WHAT IS NEEDED
Look for the word "title" in the entries below, then copy every line that has it.

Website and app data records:
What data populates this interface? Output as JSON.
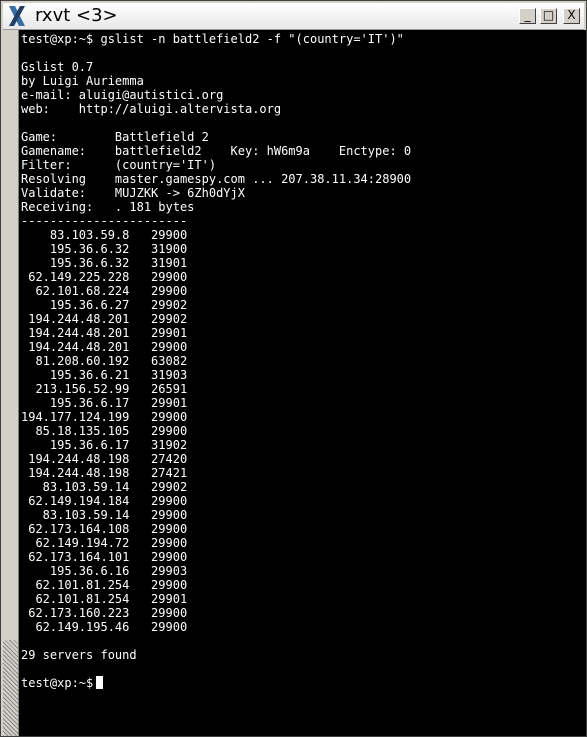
{
  "window": {
    "title": "rxvt <3>",
    "app_icon": "x-logo-icon",
    "controls": {
      "minimize": "_",
      "maximize": "□",
      "close": "X"
    }
  },
  "terminal": {
    "lines": [
      "test@xp:~$ gslist -n battlefield2 -f \"(country='IT')\"",
      "",
      "Gslist 0.7",
      "by Luigi Auriemma",
      "e-mail: aluigi@autistici.org",
      "web:    http://aluigi.altervista.org",
      "",
      "Game:        Battlefield 2",
      "Gamename:    battlefield2    Key: hW6m9a    Enctype: 0",
      "Filter:      (country='IT')",
      "Resolving    master.gamespy.com ... 207.38.11.34:28900",
      "Validate:    MUJZKK -> 6Zh0dYjX",
      "Receiving:   . 181 bytes",
      "-----------------------",
      "    83.103.59.8   29900",
      "    195.36.6.32   31900",
      "    195.36.6.32   31901",
      " 62.149.225.228   29900",
      "  62.101.68.224   29900",
      "    195.36.6.27   29902",
      " 194.244.48.201   29902",
      " 194.244.48.201   29901",
      " 194.244.48.201   29900",
      "  81.208.60.192   63082",
      "    195.36.6.21   31903",
      "  213.156.52.99   26591",
      "    195.36.6.17   29901",
      "194.177.124.199   29900",
      "  85.18.135.105   29900",
      "    195.36.6.17   31902",
      " 194.244.48.198   27420",
      " 194.244.48.198   27421",
      "   83.103.59.14   29902",
      " 62.149.194.184   29900",
      "   83.103.59.14   29900",
      " 62.173.164.108   29900",
      "  62.149.194.72   29900",
      " 62.173.164.101   29900",
      "    195.36.6.16   29903",
      "  62.101.81.254   29900",
      "  62.101.81.254   29901",
      " 62.173.160.223   29900",
      "  62.149.195.46   29900",
      "",
      "29 servers found"
    ],
    "prompt": "test@xp:~$"
  },
  "colors": {
    "terminal_bg": "#000000",
    "terminal_fg": "#ffffff",
    "chrome": "#d4d0c8"
  }
}
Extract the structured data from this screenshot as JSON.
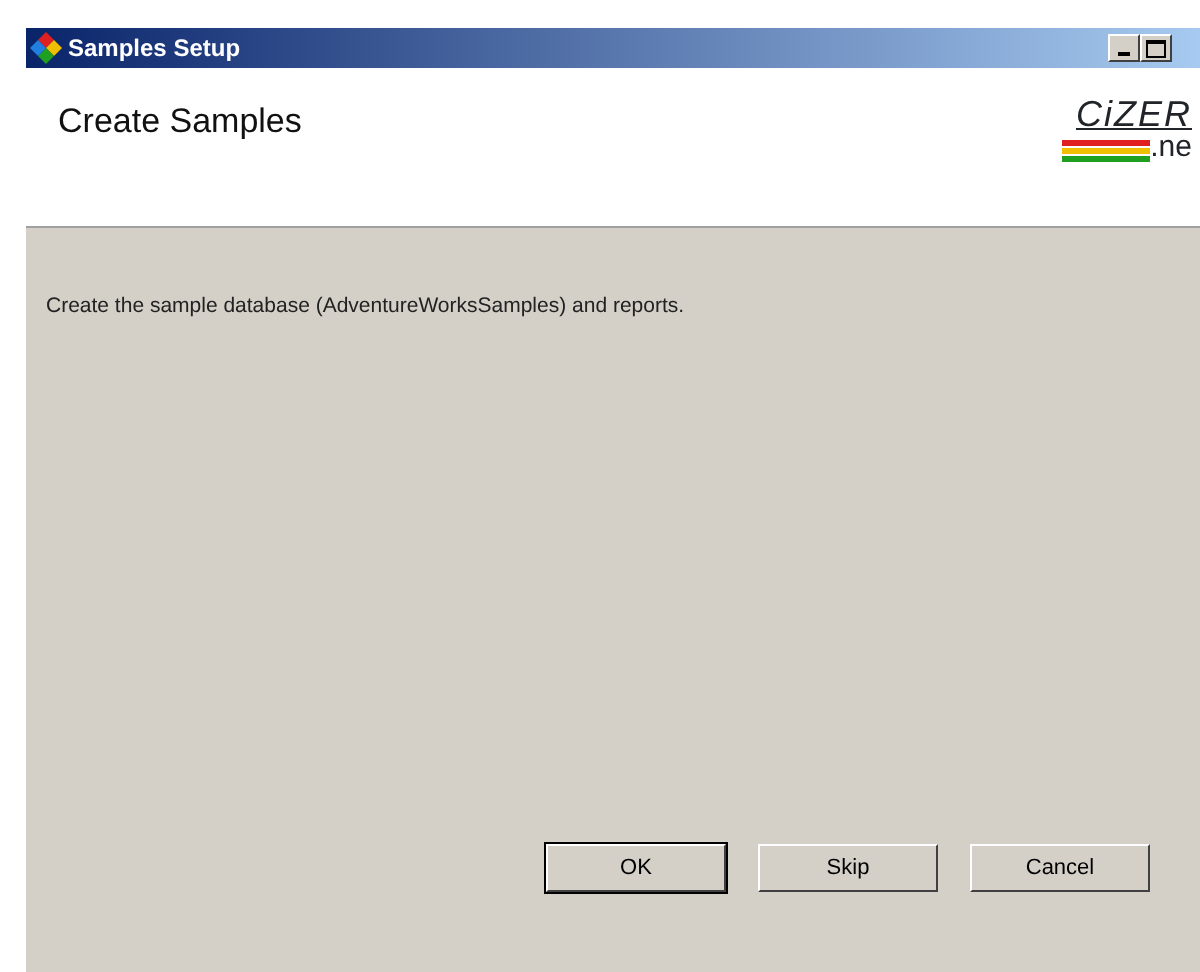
{
  "window": {
    "title": "Samples Setup"
  },
  "header": {
    "title": "Create Samples",
    "logo": {
      "name": "CiZER",
      "suffix": ".ne"
    }
  },
  "message": "Create the sample database (AdventureWorksSamples) and reports.",
  "buttons": [
    {
      "label": "OK",
      "default": true
    },
    {
      "label": "Skip",
      "default": false
    },
    {
      "label": "Cancel",
      "default": false
    }
  ]
}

EXERCISE ANSWER
    "title": "rxvt <3>",
    "title": "Samples Setup"
    "title": "Create Samples",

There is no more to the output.